The researchers reported “that cataract surgery during the first year of life bears a significant risk for postoperative glaucoma”. They noted that studies differed as to whether primary implantation of an intraocular lens reduced the risk, similarly studies as to whether surgery during the first weeks of life were associated with a higher risk of postoperative glaucoma were contradictory.

Professor Mataftsi and colleagues proposed several reasons for the contradictory results, including differences in glaucoma definition, length of follow up, subcategorisation of age at surgery and inclusion of eyes with other anomalies.

They wrote that it “was difficult to distinguish” the effect of surgery in younger vs. older patients and aphakia vs. primary pseudophakia. “Thus no consensus exists on the optimal timing or surgical technique and surgeons have to make decisions with significant consequences without having solid evidence on which to base them.”

The authors concluded that “post-operative glaucoma risk appears to be associated not only with surgery within the first month of life vs. surgery later, but also with additional intraocular surgical procedures subsequent to the cataract surgery and before glaucoma diagnosis or last follow-up. Our evidence suggests that pseudophakic eyes appear to have a reduced risk for early- to intermediate-onset glaucoma.”

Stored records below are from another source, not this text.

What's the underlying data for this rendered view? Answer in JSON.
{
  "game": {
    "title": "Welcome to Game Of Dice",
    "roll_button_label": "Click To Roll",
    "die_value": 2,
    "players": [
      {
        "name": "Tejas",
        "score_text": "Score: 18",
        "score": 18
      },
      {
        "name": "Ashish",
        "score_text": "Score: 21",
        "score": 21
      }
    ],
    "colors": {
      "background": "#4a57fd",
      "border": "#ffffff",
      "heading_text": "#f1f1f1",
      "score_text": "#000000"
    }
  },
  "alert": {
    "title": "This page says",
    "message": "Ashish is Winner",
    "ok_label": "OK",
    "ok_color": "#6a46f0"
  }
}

This paper examines some of the challenges in managing children with cataract. Although the surgery has greatly improved and the option to use intraocular lenses in children has gained popularity, questions have remained regarding the safety of intraocular lenses in children less than two years of age. Recently the infant aphakia treatment trial results, reporting on a randomised trial comparing contact lens correction with intraocular lens use in children, found that there was no difference in visual outcome between the two groups. However there was a greater number of complications in the intraocular lens group with the main issue being a need to re-operate for visual axis/posterior capsule opacification. The study has suggested that unless other issues such as compliance with contact lenses or potential glaucoma risk is anticipated
then contact lenses are the first choice.

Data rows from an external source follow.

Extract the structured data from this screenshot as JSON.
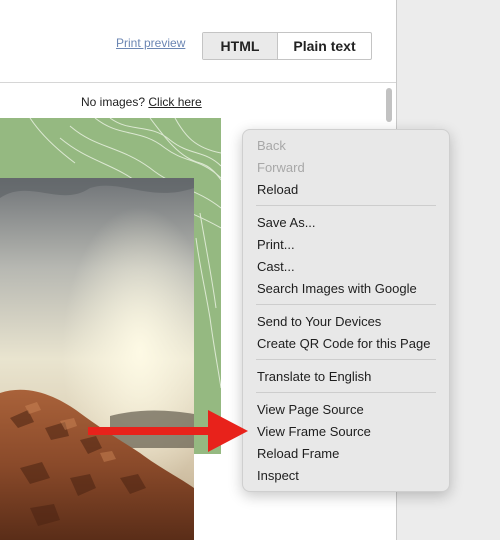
{
  "toolbar": {
    "print_preview": "Print preview",
    "html_label": "HTML",
    "plain_text_label": "Plain text"
  },
  "notice": {
    "prefix": "No images? ",
    "link": "Click here"
  },
  "context_menu": {
    "groups": [
      [
        {
          "label": "Back",
          "enabled": false
        },
        {
          "label": "Forward",
          "enabled": false
        },
        {
          "label": "Reload",
          "enabled": true
        }
      ],
      [
        {
          "label": "Save As...",
          "enabled": true
        },
        {
          "label": "Print...",
          "enabled": true
        },
        {
          "label": "Cast...",
          "enabled": true
        },
        {
          "label": "Search Images with Google",
          "enabled": true
        }
      ],
      [
        {
          "label": "Send to Your Devices",
          "enabled": true
        },
        {
          "label": "Create QR Code for this Page",
          "enabled": true
        }
      ],
      [
        {
          "label": "Translate to English",
          "enabled": true
        }
      ],
      [
        {
          "label": "View Page Source",
          "enabled": true
        },
        {
          "label": "View Frame Source",
          "enabled": true
        },
        {
          "label": "Reload Frame",
          "enabled": true
        },
        {
          "label": "Inspect",
          "enabled": true
        }
      ]
    ]
  },
  "colors": {
    "banner_green": "#95b981",
    "arrow_red": "#e8221b",
    "link_blue": "#6b86b3"
  }
}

The study by Mataftsi has examined the risk for developing glaucoma in this group of children who have had paediatric cataract surgery. Aphakic glaucoma remains a lifelong risk for these children. So lifelong monitoring is required for this initially asymptomatic condition. The findings from Mataftsi, which brings together paediatric cataract outcomes from around the world including my own centre, has found that children who had primary intraocular lens implantation have a reduced risk for early to intermediate aphakic glaucoma. These results will assist the paediatric ophthalmologist in the decision making process deciding whether primary intraocular lens implantation will provide better long-term outcomes than contact lenses.


Asimina Mataftsi, MD, PhD, MRCOphth; Anna-Bettina Haidich, PhD; Stamatia Kokkali, MD, PhD; Peter K. Rabiah, MD; Eileen Birch, PhD; David R. Stager Jr, MD; Richard Cheong-Leen, MD; Vineet Singh, MD; James E. Egbert, MD; William F. Astle,MD, FRCS(C), Dipl ABO; Scott R. Lambert, MD; Purohit Amitabh,
MD; Arif O. Khan, MD; John Grigg, MD, FRANZCO, FRACS; Malamatenia Arvanitidou, MD, PhD; Stavros
A. Dimitrakos, MD, PhD; Ken K. Nischal, MD, FRCOphth; Postoperative Glaucoma Following Infantile Cataract Surgery An Individual Patient Data Meta-analysis, Jama Ophthalmology, 12 June 2014

Associate Professor John Grigg is the Head of the Discipline of Ophthalmology at Save Sight Institute, Sydney Eye Hospital Campus of Sydney Medical School. He is a consultant ophthalmologist at Sydney Eye Hospital and Honorary Visiting Medical Officer at the Children’s Hospital Westmead. He has interests in genetic eye disease, glaucoma, ocular electrophysiology, children’s eye disease and laser assisted cataract surgery.